• But the New Testament apostles employed the remnant motif to describe the New Testament community. (Acts 15:14- 18; Rom. 9:27-29; 11:1-5). Therefore, in the light of the New Testament, the Christian Church or Body of Christ IS the remnant since its inception on the day of Pentecost and will remain so until the last day when Christ will come again.
• The pioneers of Adventism developed their 1844 and end- time-remnant doctrines on the assumption that the last days did not arrive until 1798 (1844 era).
• But the apostles declared that they were already living in the time of the end and that the Gospel they were preaching was God’s end-time message for the world (Acts 2:17; Heb. 1:1, 2; 9:26; 1 Pet. 1:20; Rev. 1:1
• Therefore, Adventism’s claim that the last days arrived when it arrived on the scene in 1844 is way off the mark by about 1800 years! No, the last days arrived when Jesus arrived on the public scene 2000 years ago. This is the witness of His apostles.

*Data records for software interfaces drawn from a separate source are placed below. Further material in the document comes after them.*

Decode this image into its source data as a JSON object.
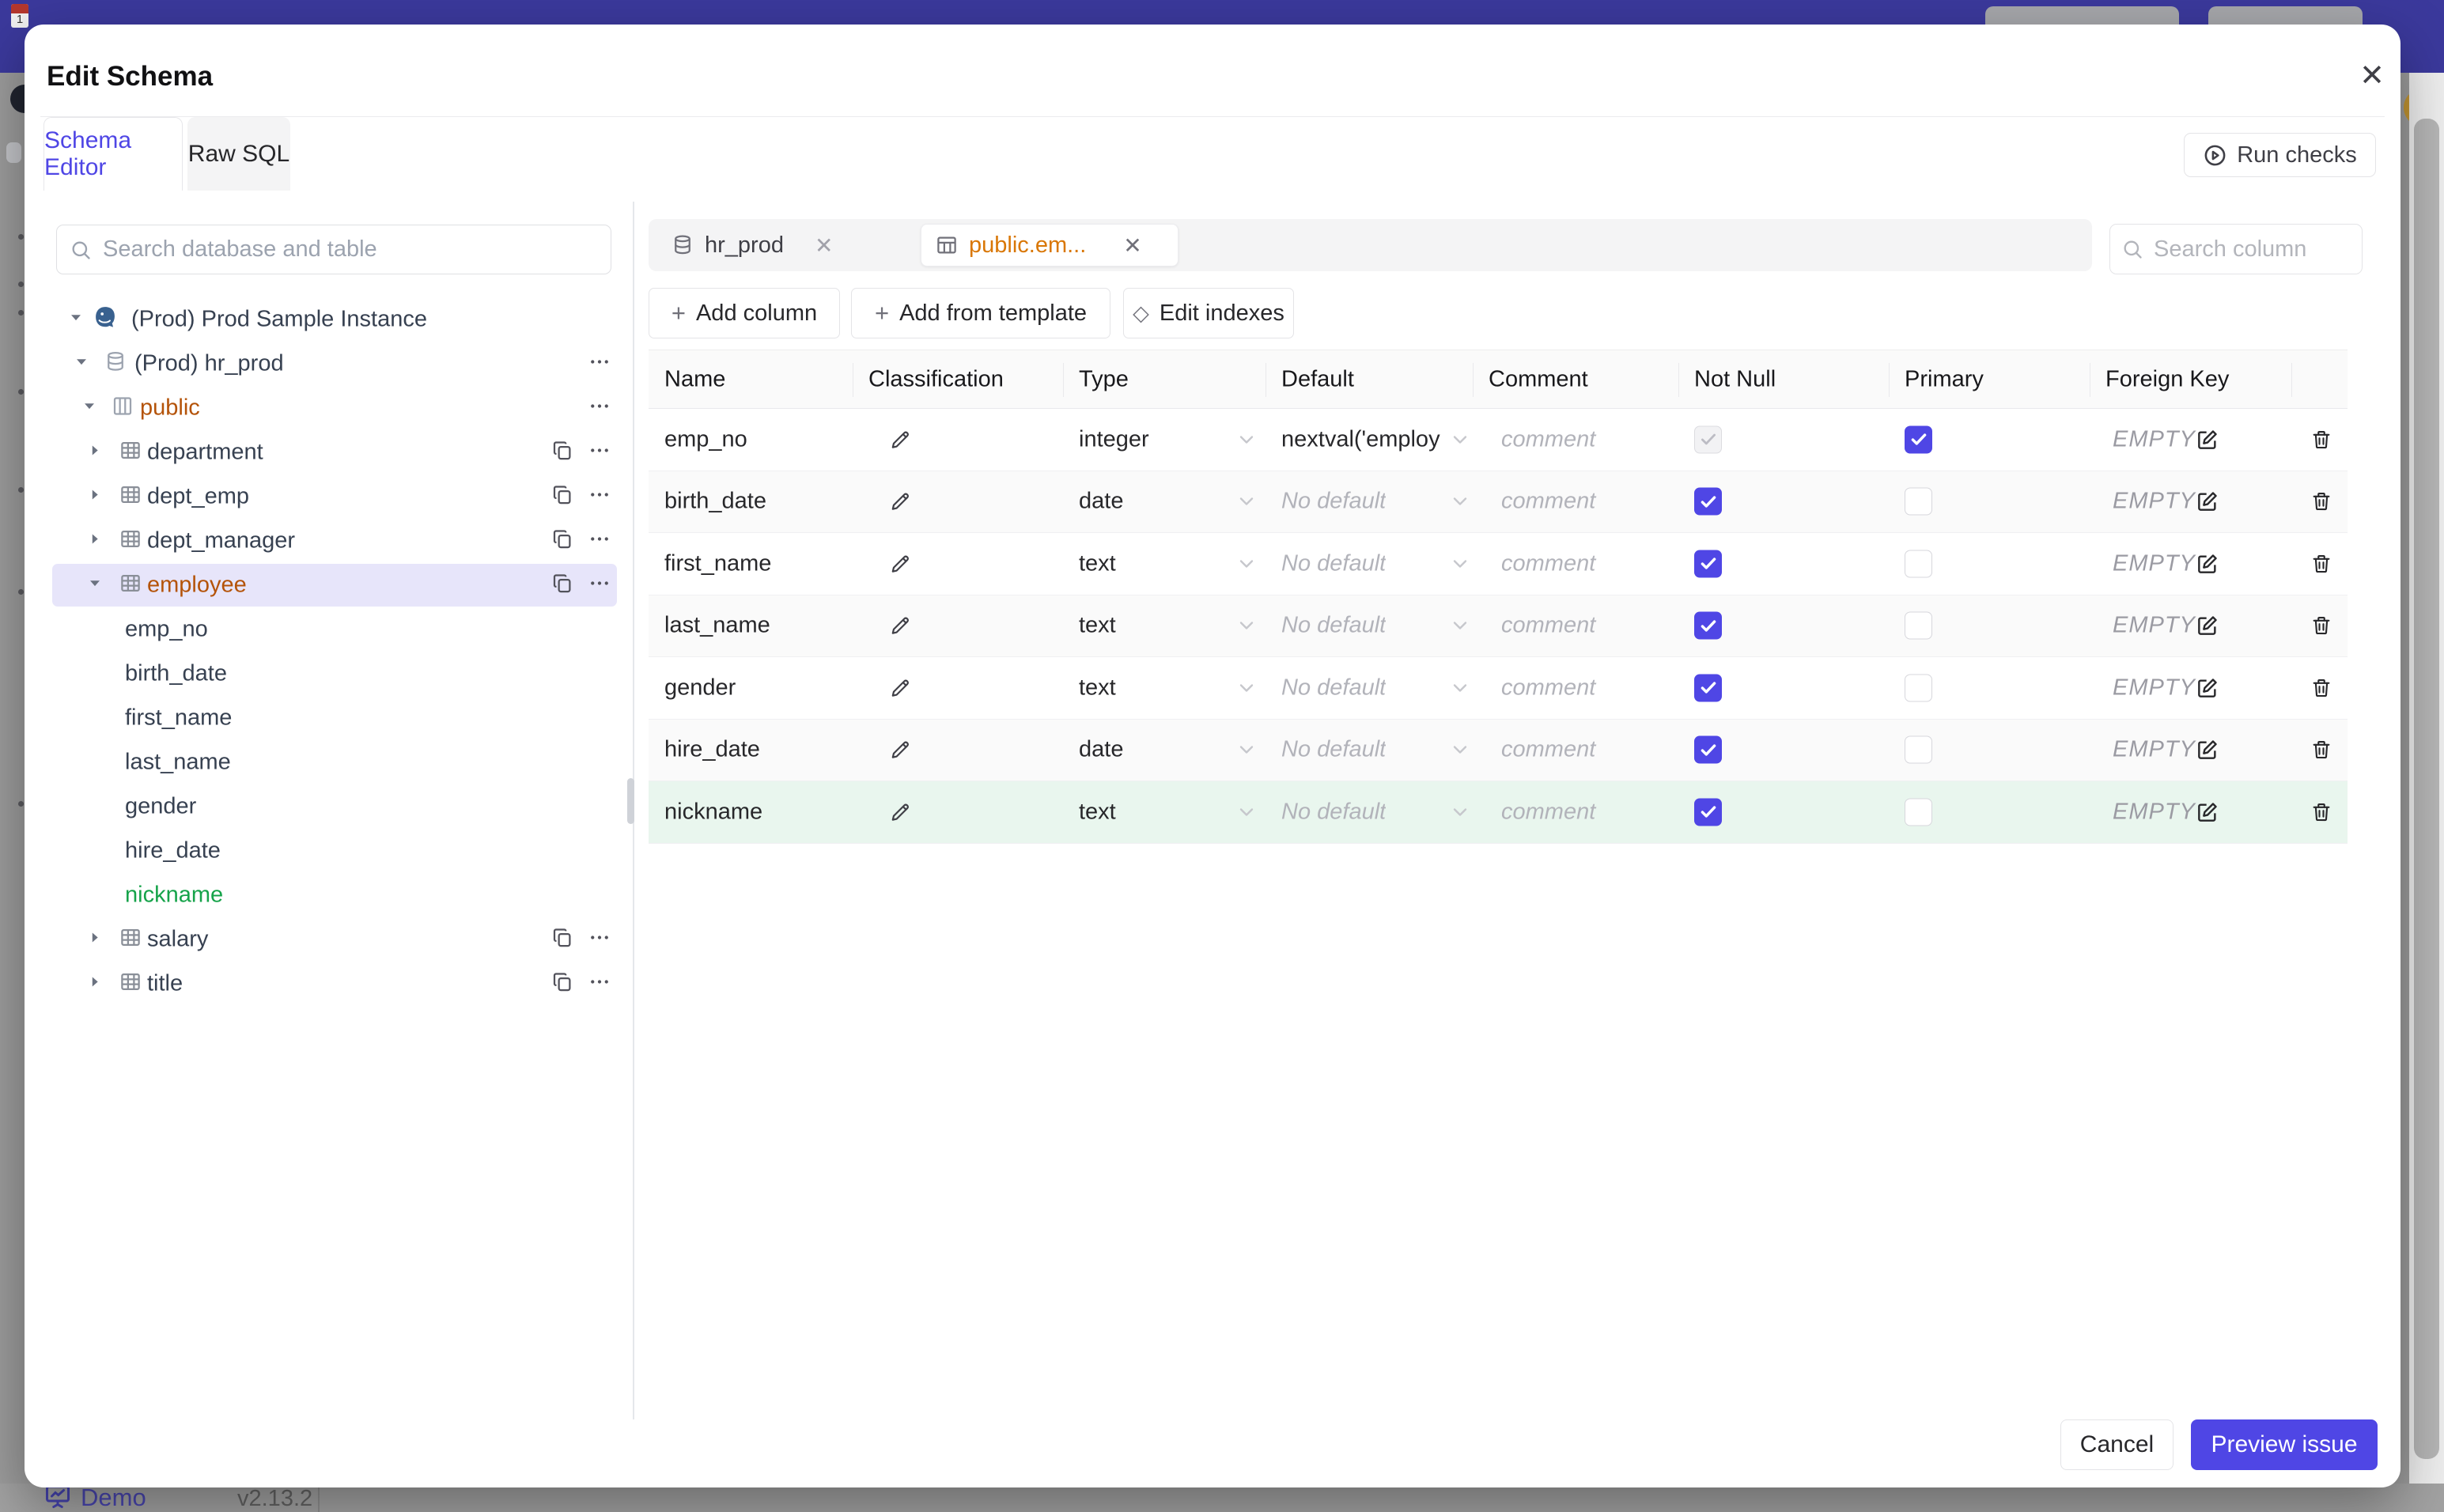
{
  "backdrop": {
    "calendar_day": "1",
    "demo_label": "Demo",
    "version": "v2.13.2"
  },
  "modal": {
    "title": "Edit Schema",
    "close_icon": "✕",
    "editor_tabs": [
      {
        "label": "Schema Editor",
        "active": true
      },
      {
        "label": "Raw SQL",
        "active": false
      }
    ],
    "run_checks_label": "Run checks",
    "sidebar": {
      "search_placeholder": "Search database and table",
      "tree": [
        {
          "label": "(Prod) Prod Sample Instance",
          "level": 0,
          "caret": "down",
          "icon": "postgres-icon",
          "actions": []
        },
        {
          "label": "(Prod) hr_prod",
          "level": 1,
          "caret": "down",
          "icon": "database-icon",
          "actions": [
            "dots"
          ]
        },
        {
          "label": "public",
          "level": 2,
          "caret": "down",
          "icon": "schema-icon",
          "color": "amber",
          "actions": [
            "dots"
          ]
        },
        {
          "label": "department",
          "level": 3,
          "caret": "right",
          "icon": "table-icon",
          "actions": [
            "copy",
            "dots"
          ]
        },
        {
          "label": "dept_emp",
          "level": 3,
          "caret": "right",
          "icon": "table-icon",
          "actions": [
            "copy",
            "dots"
          ]
        },
        {
          "label": "dept_manager",
          "level": 3,
          "caret": "right",
          "icon": "table-icon",
          "actions": [
            "copy",
            "dots"
          ]
        },
        {
          "label": "employee",
          "level": 3,
          "caret": "down",
          "icon": "table-icon",
          "color": "amber",
          "highlighted": true,
          "actions": [
            "copy",
            "dots"
          ]
        },
        {
          "label": "emp_no",
          "level": "column"
        },
        {
          "label": "birth_date",
          "level": "column"
        },
        {
          "label": "first_name",
          "level": "column"
        },
        {
          "label": "last_name",
          "level": "column"
        },
        {
          "label": "gender",
          "level": "column"
        },
        {
          "label": "hire_date",
          "level": "column"
        },
        {
          "label": "nickname",
          "level": "column",
          "color": "green"
        },
        {
          "label": "salary",
          "level": 3,
          "caret": "right",
          "icon": "table-icon",
          "actions": [
            "copy",
            "dots"
          ]
        },
        {
          "label": "title",
          "level": 3,
          "caret": "right",
          "icon": "table-icon",
          "actions": [
            "copy",
            "dots"
          ]
        }
      ]
    },
    "main": {
      "tabs": [
        {
          "label": "hr_prod",
          "icon": "database-icon",
          "active": false
        },
        {
          "label": "public.em...",
          "icon": "table-icon",
          "active": true
        }
      ],
      "toolbar": [
        {
          "label": "Add column",
          "icon": "plus-icon"
        },
        {
          "label": "Add from template",
          "icon": "plus-icon"
        },
        {
          "label": "Edit indexes",
          "icon": "lozenge-icon"
        }
      ],
      "search_placeholder": "Search column",
      "table": {
        "columns": [
          "Name",
          "Classification",
          "Type",
          "Default",
          "Comment",
          "Not Null",
          "Primary",
          "Foreign Key"
        ],
        "rows": [
          {
            "name": "emp_no",
            "type": "integer",
            "default": "nextval('employ",
            "default_placeholder": false,
            "comment": "comment",
            "not_null": true,
            "not_null_disabled": true,
            "primary": true,
            "foreign_key": "EMPTY"
          },
          {
            "name": "birth_date",
            "type": "date",
            "default": "No default",
            "default_placeholder": true,
            "comment": "comment",
            "not_null": true,
            "not_null_disabled": false,
            "primary": false,
            "foreign_key": "EMPTY"
          },
          {
            "name": "first_name",
            "type": "text",
            "default": "No default",
            "default_placeholder": true,
            "comment": "comment",
            "not_null": true,
            "not_null_disabled": false,
            "primary": false,
            "foreign_key": "EMPTY"
          },
          {
            "name": "last_name",
            "type": "text",
            "default": "No default",
            "default_placeholder": true,
            "comment": "comment",
            "not_null": true,
            "not_null_disabled": false,
            "primary": false,
            "foreign_key": "EMPTY"
          },
          {
            "name": "gender",
            "type": "text",
            "default": "No default",
            "default_placeholder": true,
            "comment": "comment",
            "not_null": true,
            "not_null_disabled": false,
            "primary": false,
            "foreign_key": "EMPTY"
          },
          {
            "name": "hire_date",
            "type": "date",
            "default": "No default",
            "default_placeholder": true,
            "comment": "comment",
            "not_null": true,
            "not_null_disabled": false,
            "primary": false,
            "foreign_key": "EMPTY"
          },
          {
            "name": "nickname",
            "type": "text",
            "default": "No default",
            "default_placeholder": true,
            "comment": "comment",
            "not_null": true,
            "not_null_disabled": false,
            "primary": false,
            "foreign_key": "EMPTY",
            "highlight": "green"
          }
        ]
      }
    },
    "footer": {
      "cancel_label": "Cancel",
      "primary_label": "Preview issue"
    }
  },
  "colors": {
    "accent": "#4f46e5",
    "tree_amber": "#b45309",
    "tab_amber": "#d97706",
    "green": "#16a34a",
    "tree_highlight": "#e7e5fa",
    "row_highlight": "#e9f6ee",
    "topbar": "#3b399c"
  }
}
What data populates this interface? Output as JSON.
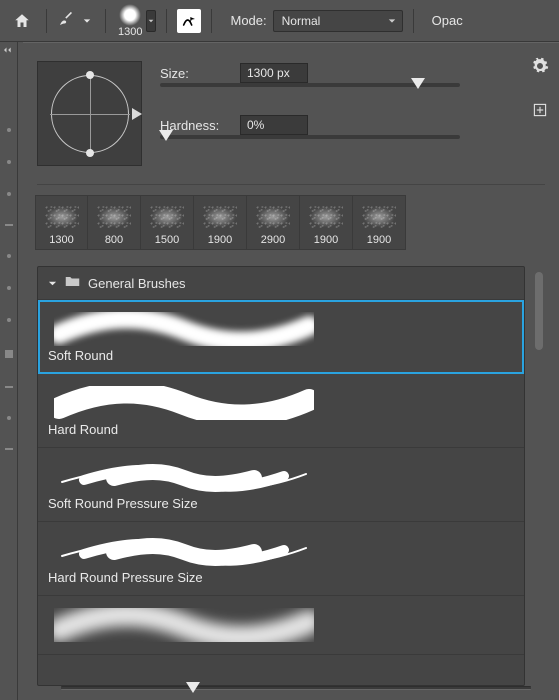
{
  "toolbar": {
    "brush_size_label": "1300",
    "mode_label": "Mode:",
    "mode_value": "Normal",
    "opacity_label": "Opac"
  },
  "panel": {
    "size_label": "Size:",
    "size_value": "1300 px",
    "size_slider_pct": 86,
    "hardness_label": "Hardness:",
    "hardness_value": "0%",
    "hardness_slider_pct": 2
  },
  "recent_brushes": [
    {
      "size": "1300"
    },
    {
      "size": "800"
    },
    {
      "size": "1500"
    },
    {
      "size": "1900"
    },
    {
      "size": "2900"
    },
    {
      "size": "1900"
    },
    {
      "size": "1900"
    }
  ],
  "group_name": "General Brushes",
  "brushes": [
    {
      "name": "Soft Round",
      "style": "soft",
      "selected": true
    },
    {
      "name": "Hard Round",
      "style": "hard",
      "selected": false
    },
    {
      "name": "Soft Round Pressure Size",
      "style": "thin",
      "selected": false
    },
    {
      "name": "Hard Round Pressure Size",
      "style": "thin",
      "selected": false
    },
    {
      "name": "",
      "style": "scatter",
      "selected": false
    }
  ],
  "bottom_zoom_pct": 28
}
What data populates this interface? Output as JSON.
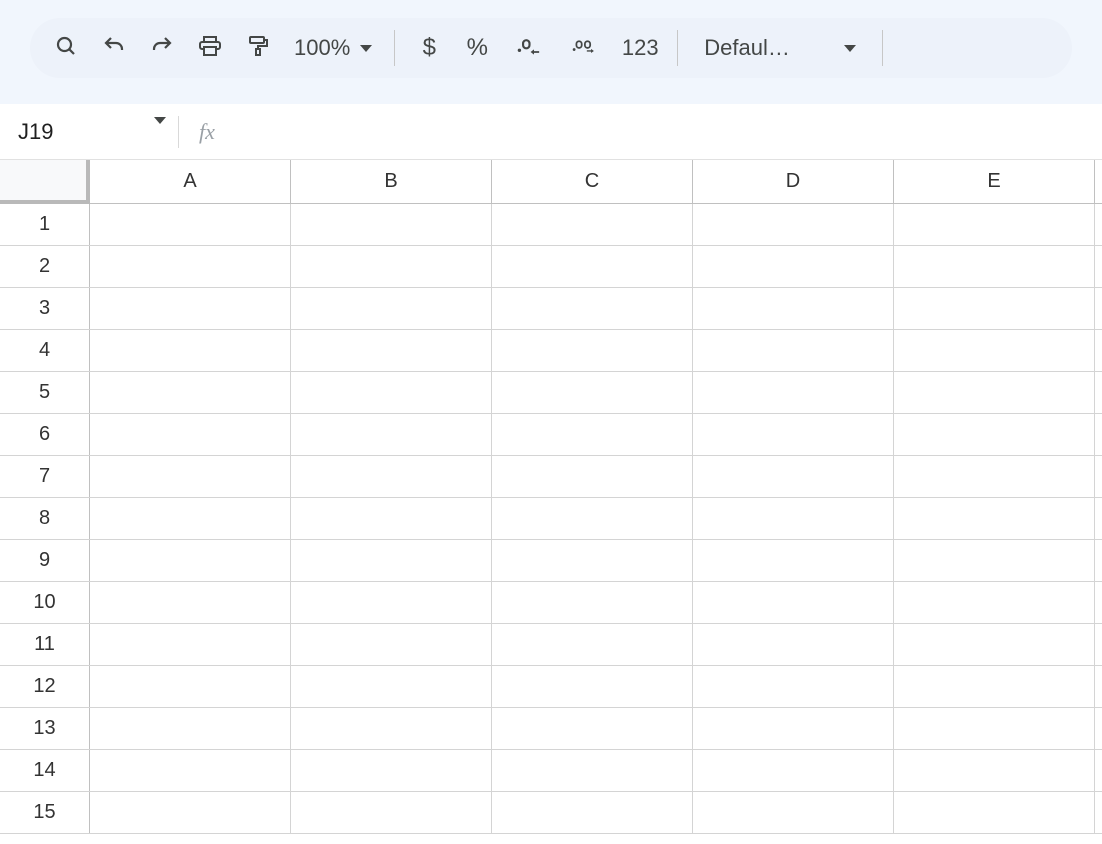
{
  "toolbar": {
    "zoom": "100%",
    "currency_symbol": "$",
    "percent_symbol": "%",
    "number_format_label": "123",
    "font_label": "Defaul…"
  },
  "namebox": {
    "value": "J19"
  },
  "formula": {
    "fx_label": "fx",
    "value": ""
  },
  "grid": {
    "columns": [
      "A",
      "B",
      "C",
      "D",
      "E"
    ],
    "rows": [
      "1",
      "2",
      "3",
      "4",
      "5",
      "6",
      "7",
      "8",
      "9",
      "10",
      "11",
      "12",
      "13",
      "14",
      "15"
    ]
  }
}
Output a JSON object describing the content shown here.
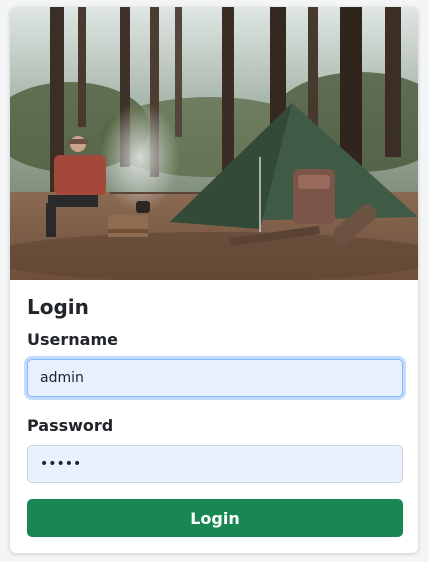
{
  "hero": {
    "alt": "camping-scene-image"
  },
  "form": {
    "title": "Login",
    "username_label": "Username",
    "username_value": "admin",
    "password_label": "Password",
    "password_value": "admin",
    "submit_label": "Login"
  },
  "colors": {
    "button": "#198754",
    "input_bg": "#e8f0fe",
    "focus_ring": "#86b7fe"
  }
}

• To now go beyond what the apostles preached and wrote is cultic. Adventism has officially denied what the New Testament says in this regard in order to maintain its unique 1844 theology and all that goes with it.
• In view of the above, what arrogance is manifested in Adventism’s claim to be the remnant church while not possessing that which alone makes a person part of God’s remnant—the true Gospel of Christ as promulgated by the New Testament apostles. Faith alone in this Gospel made the Gentiles part of the end-time remnant.
• The Jews had the Ten Commandments, observed the Sabbath and boasted the possession of more than one prophet (outdoing Adventism on this point).Yet they were excluded as a nation from the remnant because they rejected the Gospel concerning Christ and His saving work.
• Therefore, when weighed in the balances of the apostolic witness of the Gospel as recorded in the New Testament, Adventism is found wanting. Not only does it not have the true Gospel, the three or more divergent theological strands within Adventism (conservative, progressives, liberal, Sequeiran SDA gospels preached in the church) constitute nothing less than Babylonian confusion.
• And then it has the audacity to label all other Christian denominations Babylon!
• Adventism does not therefore qualify as the “one, holy, catholic and apostolic church” as per the attributes stated in the Bible.
(Adapted: The True Church not an institution by Christ Badenhorst (appeared on Proclamation Sept/Oct 2006)